The pop-up shop is not a recent phenomenon, but it has gone through a variety of considerable changes before arriving at its current incarnation. Recent or not, the phenomenon itself is interesting, particularly to those of us attached to the retail industry. Is the pop-up shop a response to an era of high-tech shops, designed for flow and ambience and maximum product exposure, diligently engineered to produce sales? It seems counter-intuitive that both the pop-up shop and the glossy modern superstore have relatively high margins: existing on the extremes, on the very fringes of the average retail experience, the two have almost nothing in common, except this: there’s a lot we can learn from both approaches.
In the spirit of ‘take what you need and leave the rest’, it is up to responsible retail managers to look at the pop-up model and adapt what is useful in its philosophy to their own premises, particularly where display and promotion is concerned.
Modernism and minimalism
One thing that the average pop-up shop gets right is its simplicity.

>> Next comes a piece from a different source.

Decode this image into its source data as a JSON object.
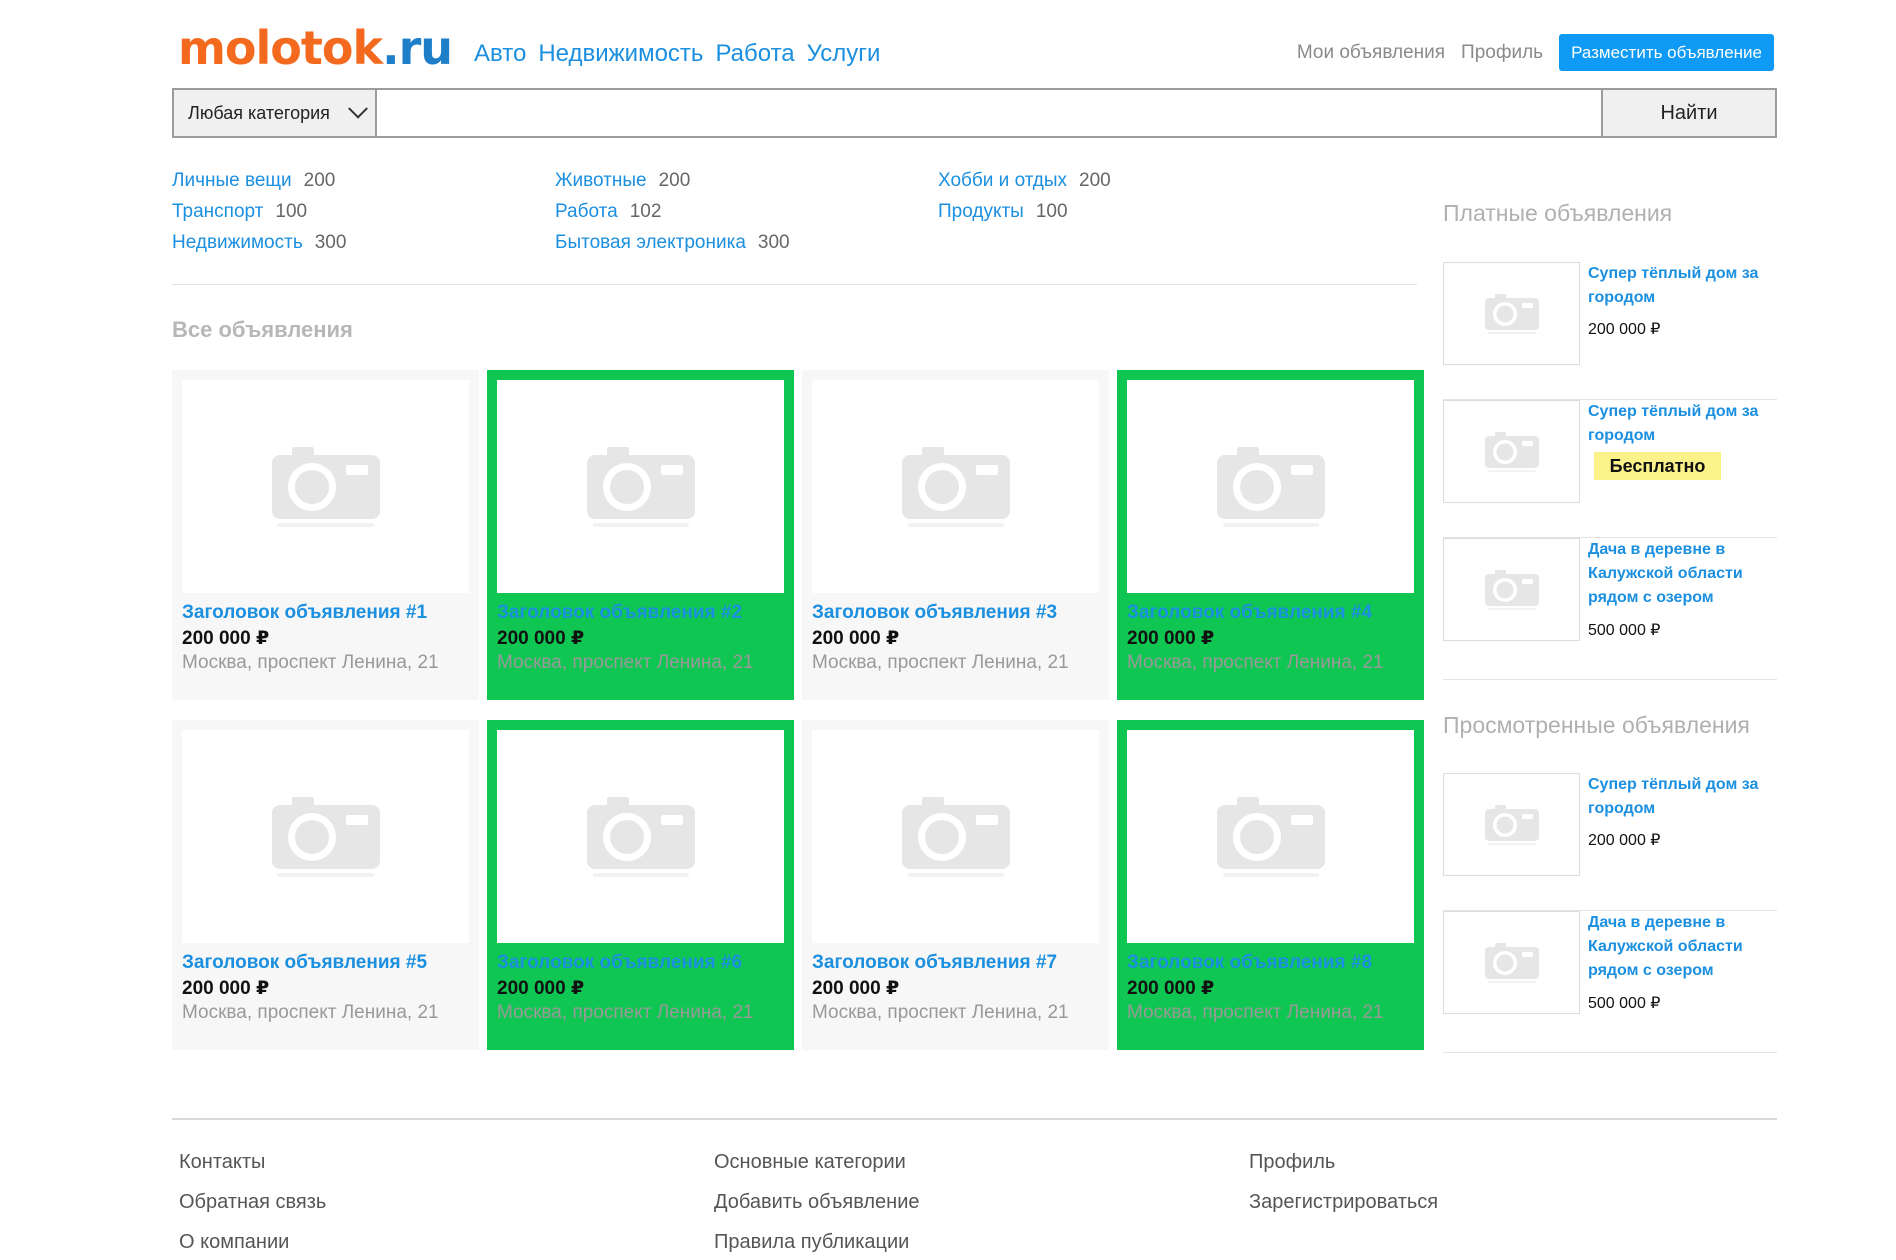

It probably only sells one range of products, necessarily a narrow range, which makes it easy for customers to engage with it and also makes it easy for its staff to understand what the purpose of the space is and use display and promotional material accordingly. Permanent premises have a lot more stock, a lot more staff, and a lot more space, which are real assets but also a disadvantage.
Strive for simplicity by ‘zoning’ every store by product type and purpose, and then use display material to define every zone so that products are easy to find and evaluate. Seek to establish a coherent scheme of colours, fonts and styles on all signage and display material, and signpost the customer’s journey through the space. If in doubt, showcase less stock rather than more to avoid clutter, while making it clear where customers can access a full list of available products.
Fit for purpose
Despite their temporary nature, pop-up shops always employ high-quality, heavy-duty display and shelving units. This can seem counter-intuitive until you remember that they have to stand up to being rebuilt and dismantled, stored and transported several times a year, demands which are not made of display material or retail furniture in the average retail premises. Make this idea your own by investing in a smaller number of better, more durable racks and shelving units that will last. Choose solid, good quality display cases and cases or covers for promotional material: glass and metal will outlive plastic every time, and give advertising or branding signage a high-end feel.
The real McCoy
The final thing that pop-up premises do surprisingly well is to establish legitimacy. Due to their very nature, temporary shops face a real hurdle in convincing customers to trust them enough to enter and spend. They do it by displaying brand-focused material wherever possible, and striving for consistency, as well as calling upon their wider brand presence in all of their promotional material. Try it yourself by incorporating some advertising material which is to do with brand values and trust rather than directly promotional, and make your online, social media and offsite presence felt.
The author is an experienced retail worker who writes dispatches from the shop floor on all areas of the industry, including careers and training, customer service, human resources and retail design.
She often visits www.displaydevelopments.co.uk to find out about the latest advances in retail display and design.